At a revolutionary school in Pakistan, Durkhanay Banuri dreams of becoming military chief, once a mission impossible for girls in a patriarchal country where the powerful army has a severe problem with gender equity.
Thirteen-year-old Durkhanay, a student at Pakistan’s first ever Girls’ Cadet College, established earlier this year in the deeply conservative northwest, brims with enthusiasm and confidence as she sketches out her life plan.
“I want to be the army chief,” she tells AFP. “Why not? When a woman can be prime minister, foreign minister and governor of the State Bank, she can also be chief of the army staff … I will make it possible and you will see.”
The dreams of many women in the region were once limited to merely leaving the house.
Durkhanay and her 70 classmates in Mardan, a town in militancy-hit Khyber Pakthunkhwa (KP) province roughly 70 miles from Islamabad, are aiming much higher.
Cadet colleges in Pakistan, which are run by the government with officers from the military’s education branch, strive to prepare bright male students for the armed forces and civil services.

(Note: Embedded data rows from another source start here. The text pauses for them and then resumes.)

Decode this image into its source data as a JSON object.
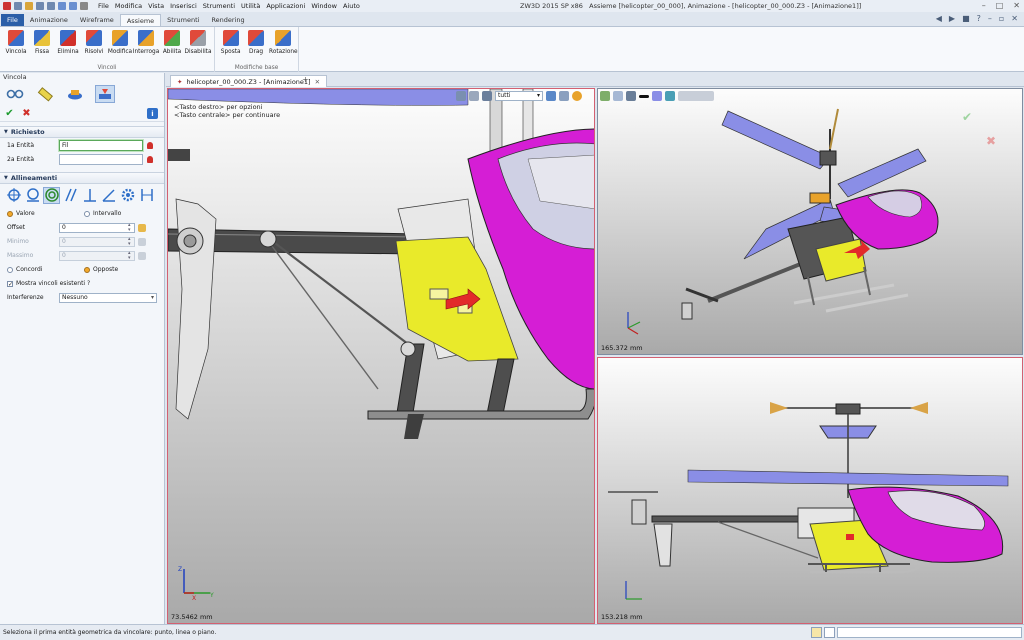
{
  "app": {
    "title": "ZW3D 2015 SP x86",
    "document": "Assieme [helicopter_00_000],  Animazione - [helicopter_00_000.Z3 - [Animazione1]]"
  },
  "menu": [
    "File",
    "Modifica",
    "Vista",
    "Inserisci",
    "Strumenti",
    "Utilità",
    "Applicazioni",
    "Window",
    "Aiuto"
  ],
  "ribbon_tabs": [
    "File",
    "Animazione",
    "Wireframe",
    "Assieme",
    "Strumenti",
    "Rendering"
  ],
  "ribbon_active": "Assieme",
  "ribbon_groups": [
    {
      "label": "Vincoli",
      "buttons": [
        "Vincola",
        "Fissa",
        "Elimina",
        "Risolvi",
        "Modifica",
        "Interroga",
        "Abilita",
        "Disabilita"
      ]
    },
    {
      "label": "Modifiche base",
      "buttons": [
        "Sposta",
        "Drag",
        "Rotazione"
      ]
    }
  ],
  "panel": {
    "title": "Vincola",
    "section_required": "Richiesto",
    "field1_label": "1a Entità",
    "field1_value": "Fil",
    "field2_label": "2a Entità",
    "field2_value": "",
    "section_align": "Allineamenti",
    "radio_value": "Valore",
    "radio_interval": "Intervallo",
    "offset_label": "Offset",
    "offset_value": "0",
    "min_label": "Minimo",
    "min_value": "0",
    "max_label": "Massimo",
    "max_value": "0",
    "radio_concordi": "Concordi",
    "radio_opposte": "Opposte",
    "show_existing": "Mostra vincoli esistenti ?",
    "interference_label": "Interferenze",
    "interference_value": "Nessuno"
  },
  "doc_tab": "helicopter_00_000.Z3 - [Animazione1]",
  "viewport_main": {
    "hint1": "<Tasto destro> per opzioni",
    "hint2": "<Tasto centrale> per continuare",
    "filter": "tutti",
    "scale": "73.5462 mm"
  },
  "viewport_ur": {
    "scale": "165.372 mm"
  },
  "viewport_lr": {
    "scale": "153.218 mm"
  },
  "status": "Seleziona il prima entità geometrica da vincolare: punto, linea o piano.",
  "colors": {
    "body_magenta": "#d51ed5",
    "blade_blue": "#8a8ee6",
    "plate_yellow": "#e9ea2a",
    "accent_blue": "#2b5fa8"
  }
}
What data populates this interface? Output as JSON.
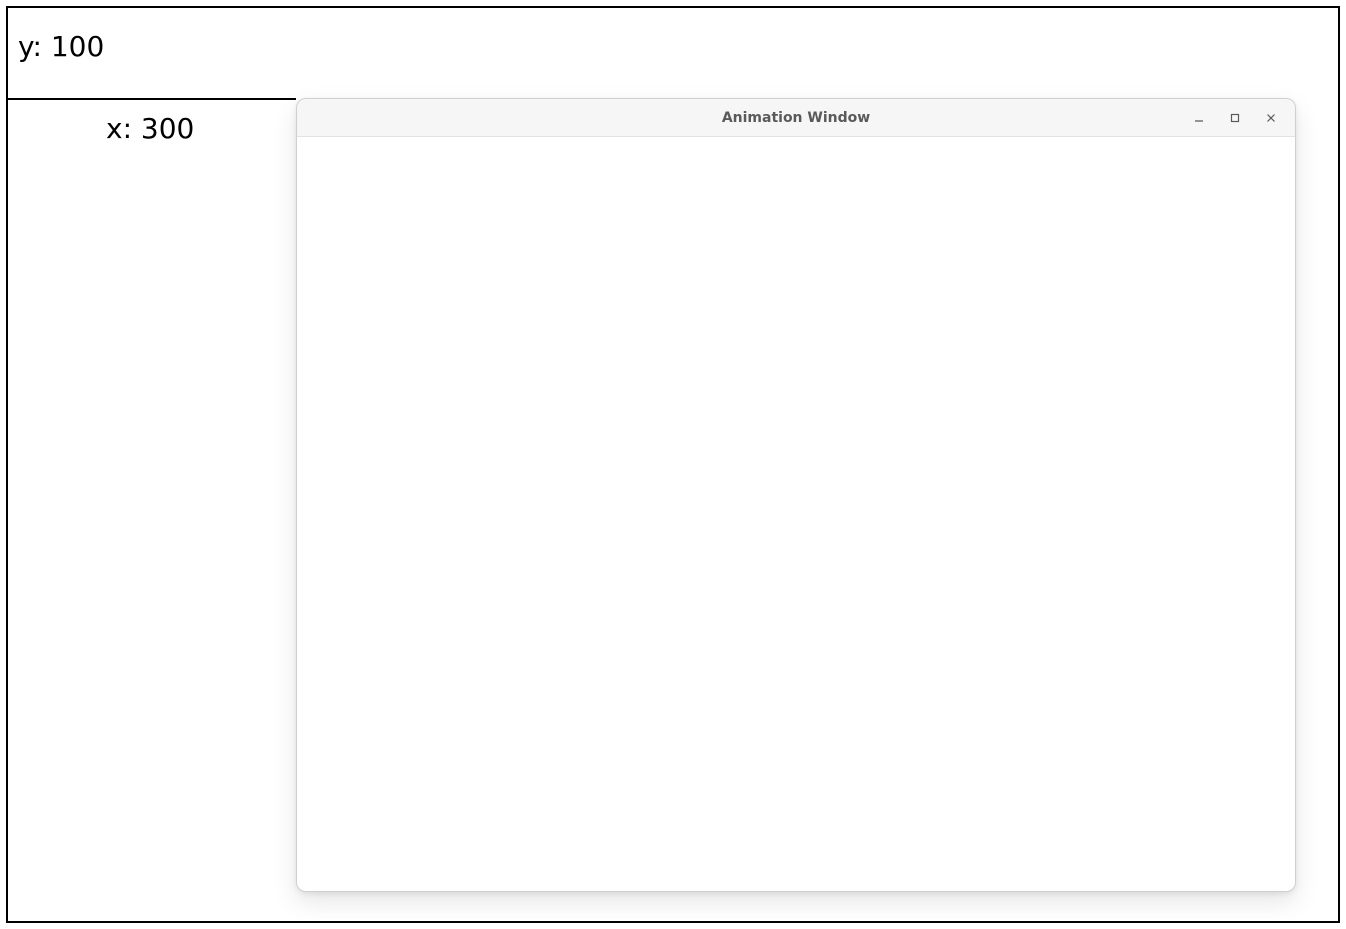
{
  "diagram": {
    "y_label": "y: 100",
    "x_label": "x: 300"
  },
  "window": {
    "title": "Animation Window"
  }
}
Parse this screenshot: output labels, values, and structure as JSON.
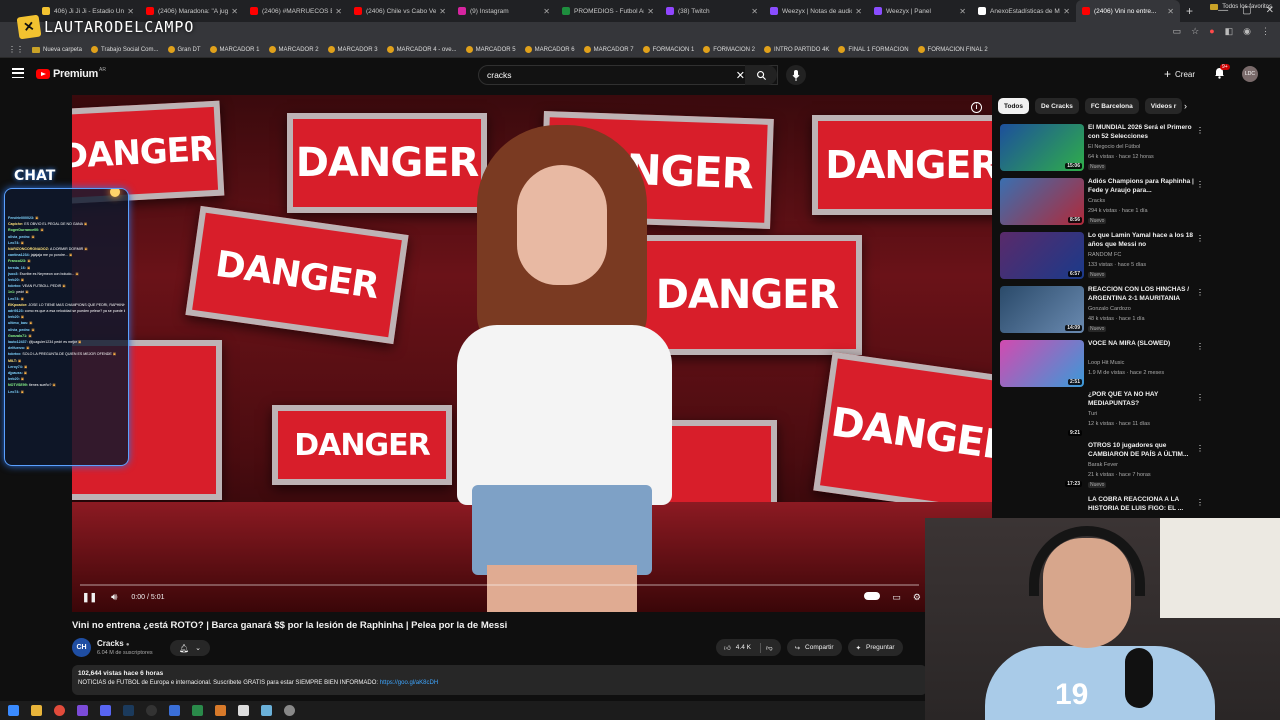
{
  "browser": {
    "tabs": [
      {
        "label": "406) Ji Ji Ji - Estadio Úni...",
        "color": "#f2c230",
        "active": false
      },
      {
        "label": "(2406) Maradona: \"A jugar",
        "color": "#ff0000",
        "active": false
      },
      {
        "label": "(2406) #MARRUECOS EN",
        "color": "#ff0000",
        "active": false
      },
      {
        "label": "(2406) Chile vs Cabo Verde",
        "color": "#ff0000",
        "active": false
      },
      {
        "label": "(9) Instagram",
        "color": "#d6249f",
        "active": false
      },
      {
        "label": "PROMEDIOS - Futbol Arg...",
        "color": "#1e8e3e",
        "active": false
      },
      {
        "label": "(38) Twitch",
        "color": "#9146ff",
        "active": false
      },
      {
        "label": "Weezyx | Notas de audio",
        "color": "#8a4dff",
        "active": false
      },
      {
        "label": "Weezyx | Panel",
        "color": "#8a4dff",
        "active": false
      },
      {
        "label": "AnexoEstadísticas de Mi...",
        "color": "#ffffff",
        "active": false
      },
      {
        "label": "(2406) Vini no entre...",
        "color": "#ff0000",
        "active": true
      }
    ],
    "bookmarks": [
      {
        "label": "Nueva carpeta",
        "type": "folder"
      },
      {
        "label": "Trabajo Social Com...",
        "type": "site"
      },
      {
        "label": "Gran DT",
        "type": "site"
      },
      {
        "label": "MARCADOR 1",
        "type": "site"
      },
      {
        "label": "MARCADOR 2",
        "type": "site"
      },
      {
        "label": "MARCADOR 3",
        "type": "site"
      },
      {
        "label": "MARCADOR 4 - ove...",
        "type": "site"
      },
      {
        "label": "MARCADOR 5",
        "type": "site"
      },
      {
        "label": "MARCADOR 6",
        "type": "site"
      },
      {
        "label": "MARCADOR 7",
        "type": "site"
      },
      {
        "label": "FORMACION 1",
        "type": "site"
      },
      {
        "label": "FORMACION 2",
        "type": "site"
      },
      {
        "label": "INTRO PARTIDO 4K",
        "type": "site"
      },
      {
        "label": "FINAL 1 FORMACION",
        "type": "site"
      },
      {
        "label": "FORMACION FINAL 2",
        "type": "site"
      }
    ],
    "bookmarks_right": "Todos los favoritos"
  },
  "overlay": {
    "streamer_name": "LAUTARODELCAMPO",
    "chat_title": "CHAT",
    "chat_lines": [
      {
        "user": "Fendrie000023:",
        "msg": "",
        "c": ""
      },
      {
        "user": "Capiche:",
        "msg": "ES OBVIO EL PEGAL DE NO GANA",
        "c": "y"
      },
      {
        "user": "RogerDurrance00:",
        "msg": "",
        "c": "g"
      },
      {
        "user": "olivia_pedro:",
        "msg": "",
        "c": ""
      },
      {
        "user": "Leo74:",
        "msg": "",
        "c": ""
      },
      {
        "user": "NARIZONCORONADOZ:",
        "msg": "A DORMIR DORMIR",
        "c": "y"
      },
      {
        "user": "cantina1234:",
        "msg": "jajajaja me yo pondre...",
        "c": ""
      },
      {
        "user": "Francol23:",
        "msg": "",
        "c": "g"
      },
      {
        "user": "tereda_16:",
        "msg": "",
        "c": ""
      },
      {
        "user": "jsoo3:",
        "msg": "Escribe es Neymeon con boludo...",
        "c": ""
      },
      {
        "user": "lerb20:",
        "msg": "",
        "c": ""
      },
      {
        "user": "tobrtxx:",
        "msg": "VEAN FUTBOLL PEDIR",
        "c": ""
      },
      {
        "user": "1v1:",
        "msg": "pedri",
        "c": "g"
      },
      {
        "user": "Leo74:",
        "msg": "",
        "c": ""
      },
      {
        "user": "ElKpoador:",
        "msg": "JOSE LO TIENE MAS CHAMPIONS QUE PEDRI, RAPHINHA Y LAMINE YAMAL",
        "c": "y"
      },
      {
        "user": "adri9123:",
        "msg": "como es que a esa velocidad se pueden pelear? ya se puede leer",
        "c": ""
      },
      {
        "user": "lerb20:",
        "msg": "",
        "c": ""
      },
      {
        "user": "ultimo_bas:",
        "msg": "",
        "c": ""
      },
      {
        "user": "olivia_pedro:",
        "msg": "",
        "c": ""
      },
      {
        "user": "Gonzalo71:",
        "msg": "",
        "c": "g"
      },
      {
        "user": "lauto12437:",
        "msg": "@juaguler1234 pedri es mejor",
        "c": ""
      },
      {
        "user": "delfuerzo:",
        "msg": "",
        "c": ""
      },
      {
        "user": "tobrtxx:",
        "msg": "SOLO LA PREGUNTA DE QUIEN ES MEJOR OFENDE",
        "c": ""
      },
      {
        "user": "MILT:",
        "msg": "",
        "c": "y"
      },
      {
        "user": "Leroy74:",
        "msg": "",
        "c": ""
      },
      {
        "user": "djpauss:",
        "msg": "",
        "c": ""
      },
      {
        "user": "lerb20:",
        "msg": "",
        "c": ""
      },
      {
        "user": "NOTVSE99:",
        "msg": "tienes sueño?",
        "c": "g"
      },
      {
        "user": "Leo74:",
        "msg": "",
        "c": ""
      }
    ]
  },
  "youtube": {
    "logo_text": "Premium",
    "logo_cc": "AR",
    "search_value": "cracks",
    "create_label": "Crear",
    "notif_count": "9+",
    "avatar_initials": "LDC"
  },
  "video": {
    "sign_text": "DANGER",
    "time": "0:00 / 5:01",
    "title": "Vini no entrena ¿está ROTO? | Barca ganará $$ por la lesión de Raphinha | Pelea por la de Messi",
    "channel": "Cracks",
    "channel_initials": "CH",
    "subscribers": "6.04 M de suscriptores",
    "likes": "4.4 K",
    "share_label": "Compartir",
    "ask_label": "Preguntar",
    "meta": "102,644 vistas  hace 6 horas",
    "description": "NOTICIAS de FUTBOL de Europa e internacional. Suscribete GRATIS para estar SIEMPRE BIEN INFORMADO:",
    "link": "https://goo.gl/aK8cDH"
  },
  "sidebar": {
    "chips": [
      "Todos",
      "De Cracks",
      "FC Barcelona",
      "Videos r"
    ],
    "recommendations": [
      {
        "title": "El MUNDIAL 2026 Será el Primero con 52 Selecciones",
        "channel": "El Negocio del Fútbol",
        "stats": "64 k vistas · hace 12 horas",
        "duration": "15:06",
        "badge": "Nuevo",
        "c1": "#1d4f9c",
        "c2": "#2fae4a"
      },
      {
        "title": "Adiós Champions para Raphinha | Fede y Araujo para...",
        "channel": "Cracks",
        "stats": "294 k vistas · hace 1 día",
        "duration": "8:56",
        "badge": "Nuevo",
        "c1": "#3a6fb0",
        "c2": "#b02a3a"
      },
      {
        "title": "Lo que Lamin Yamal hace a los 18 años que Messi no",
        "channel": "RANDOM FC",
        "stats": "133 vistas · hace 5 días",
        "duration": "6:57",
        "badge": "Nuevo",
        "c1": "#5a2a6a",
        "c2": "#1a3a8a"
      },
      {
        "title": "REACCIÓN CON LOS HINCHAS / ARGENTINA 2-1 MAURITANIA",
        "channel": "Gonzalo Cardozo",
        "stats": "48 k vistas · hace 1 día",
        "duration": "14:09",
        "badge": "Nuevo",
        "c1": "#2a4a6a",
        "c2": "#6a8ab0"
      },
      {
        "title": "VOCE NA MIRA (SLOWED)",
        "channel": "Loop Hit Music",
        "stats": "1.9 M de vistas · hace 2 meses",
        "duration": "2:51",
        "badge": "",
        "c1": "#d24ab0",
        "c2": "#3a9ad8"
      },
      {
        "title": "¿POR QUÉ YA NO HAY MEDIAPUNTAS?",
        "channel": "Turi",
        "stats": "12 k vistas · hace 11 días",
        "duration": "9:21",
        "badge": "",
        "c1": "#0f0f0f",
        "c2": "#0f0f0f"
      },
      {
        "title": "OTROS 10 jugadores que CAMBIARON DE PAÍS A ÚLTIM...",
        "channel": "Barak Fever",
        "stats": "21 k vistas · hace 7 horas",
        "duration": "17:23",
        "badge": "Nuevo",
        "c1": "#0f0f0f",
        "c2": "#0f0f0f"
      },
      {
        "title": "LA COBRA REACCIONA A LA HISTORIA DE LUIS FIGO: EL ...",
        "channel": "",
        "stats": "",
        "duration": "",
        "badge": "",
        "c1": "#0f0f0f",
        "c2": "#0f0f0f"
      }
    ]
  },
  "webcam": {
    "jersey_number": "19"
  }
}
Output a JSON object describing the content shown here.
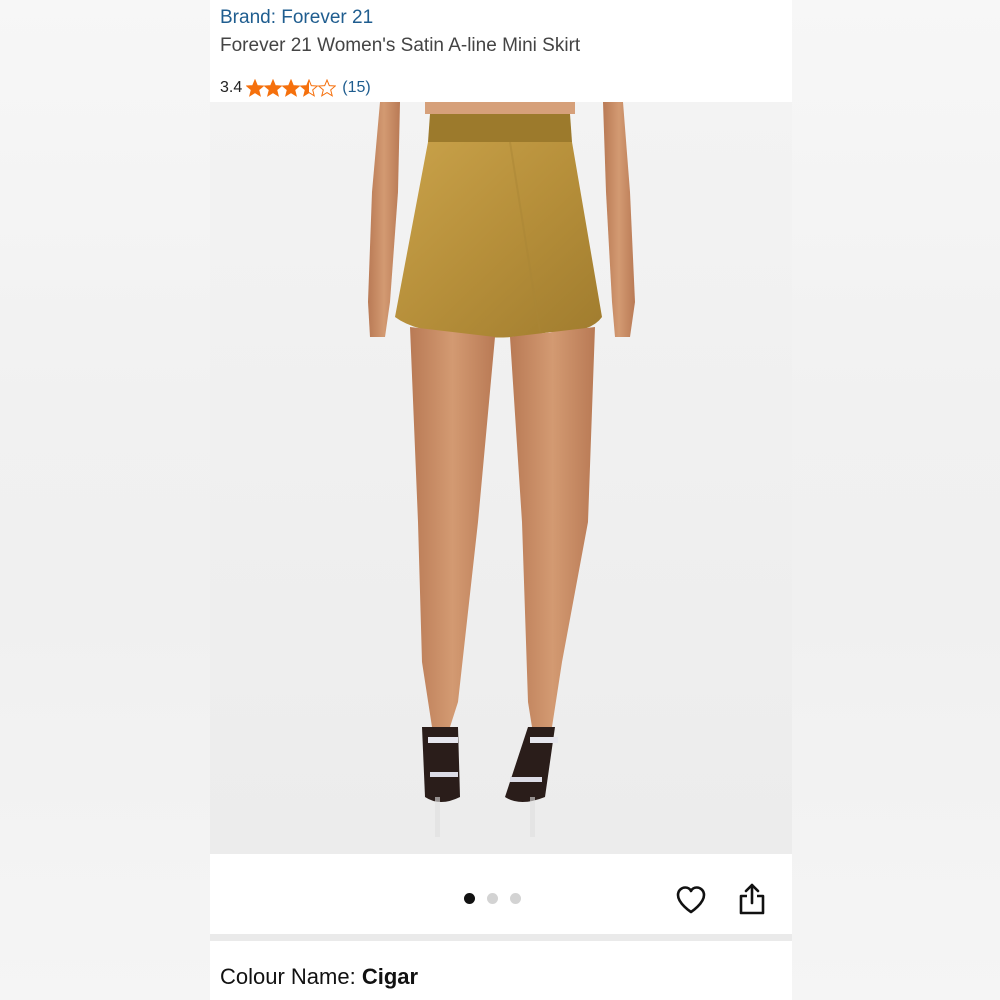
{
  "header": {
    "brand": "Brand: Forever 21",
    "title": "Forever 21 Women's Satin A-line Mini Skirt"
  },
  "rating": {
    "value": "3.4",
    "stars": 3.4,
    "review_count": "(15)",
    "star_color": "#f5700d"
  },
  "gallery": {
    "image_alt": "Forever 21 Women's Satin A-line Mini Skirt",
    "dots": [
      {
        "active": true
      },
      {
        "active": false
      },
      {
        "active": false
      }
    ],
    "wishlist_icon": "heart-icon",
    "share_icon": "share-icon"
  },
  "colour": {
    "label": "Colour Name:",
    "value": "Cigar"
  },
  "colors": {
    "link": "#1f5d8f",
    "skirt": "#b9943e"
  }
}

Their graduates are usually given preference for selection to the army, which in Pakistan can mean their future is secured: they are likely to be granted land and will benefit from the best resources and training in the country.
As a result, such colleges play an outsized role in Pakistan’s education system, which has been woefully underfunded for decades.